**What is required**: Take from the records below each line that holds "title".

**Material shown**:

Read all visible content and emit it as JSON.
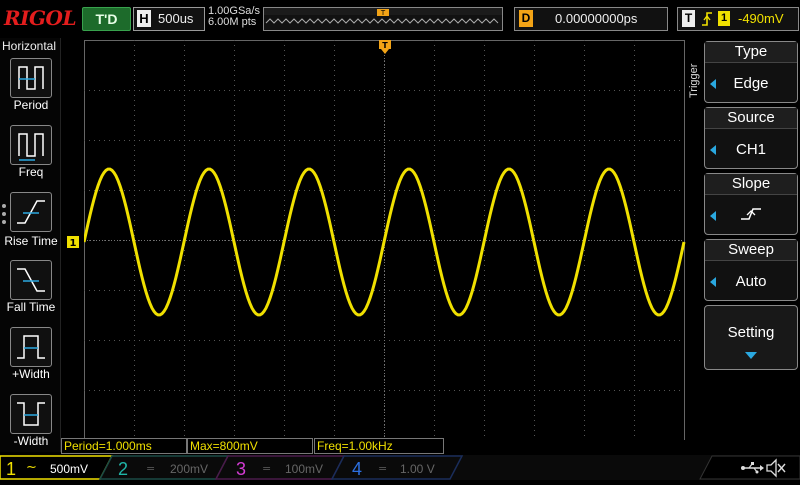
{
  "brand": "RIGOL",
  "top": {
    "run_status": "T'D",
    "horizontal_label": "H",
    "timebase": "500us",
    "sample_rate": "1.00GSa/s",
    "memory_depth": "6.00M pts",
    "delay_label": "D",
    "delay_value": "0.00000000ps",
    "trigger_label": "T",
    "trigger_channel": "1",
    "trigger_level": "-490mV"
  },
  "left_menu": {
    "title": "Horizontal",
    "items": [
      {
        "label": "Period"
      },
      {
        "label": "Freq"
      },
      {
        "label": "Rise Time"
      },
      {
        "label": "Fall Time"
      },
      {
        "label": "+Width"
      },
      {
        "label": "-Width"
      }
    ]
  },
  "trigger_menu": {
    "section_label": "Trigger",
    "type": {
      "title": "Type",
      "value": "Edge"
    },
    "source": {
      "title": "Source",
      "value": "CH1"
    },
    "slope": {
      "title": "Slope"
    },
    "sweep": {
      "title": "Sweep",
      "value": "Auto"
    },
    "setting": {
      "title": "Setting"
    }
  },
  "measurements": [
    "Period=1.000ms",
    "Max=800mV",
    "Freq=1.00kHz"
  ],
  "channels": [
    {
      "num": "1",
      "scale": "500mV",
      "color": "#f0e000",
      "active": true
    },
    {
      "num": "2",
      "scale": "200mV",
      "color": "#1fb5a8",
      "active": false
    },
    {
      "num": "3",
      "scale": "100mV",
      "color": "#d43bd4",
      "active": false
    },
    {
      "num": "4",
      "scale": "1.00 V",
      "color": "#2c6fe0",
      "active": false
    }
  ],
  "waveform": {
    "cycles": 6,
    "color": "#f0e000"
  },
  "colors": {
    "ch1": "#f0e000",
    "trigger_marker": "#f2a316",
    "accent": "#2aa8e0",
    "brand": "#e31d1d"
  }
}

**Answer box**:
    "title": "Horizontal",
      "title": "Type",
      "title": "Source",
      "title": "Slope"
      "title": "Sweep",
      "title": "Setting"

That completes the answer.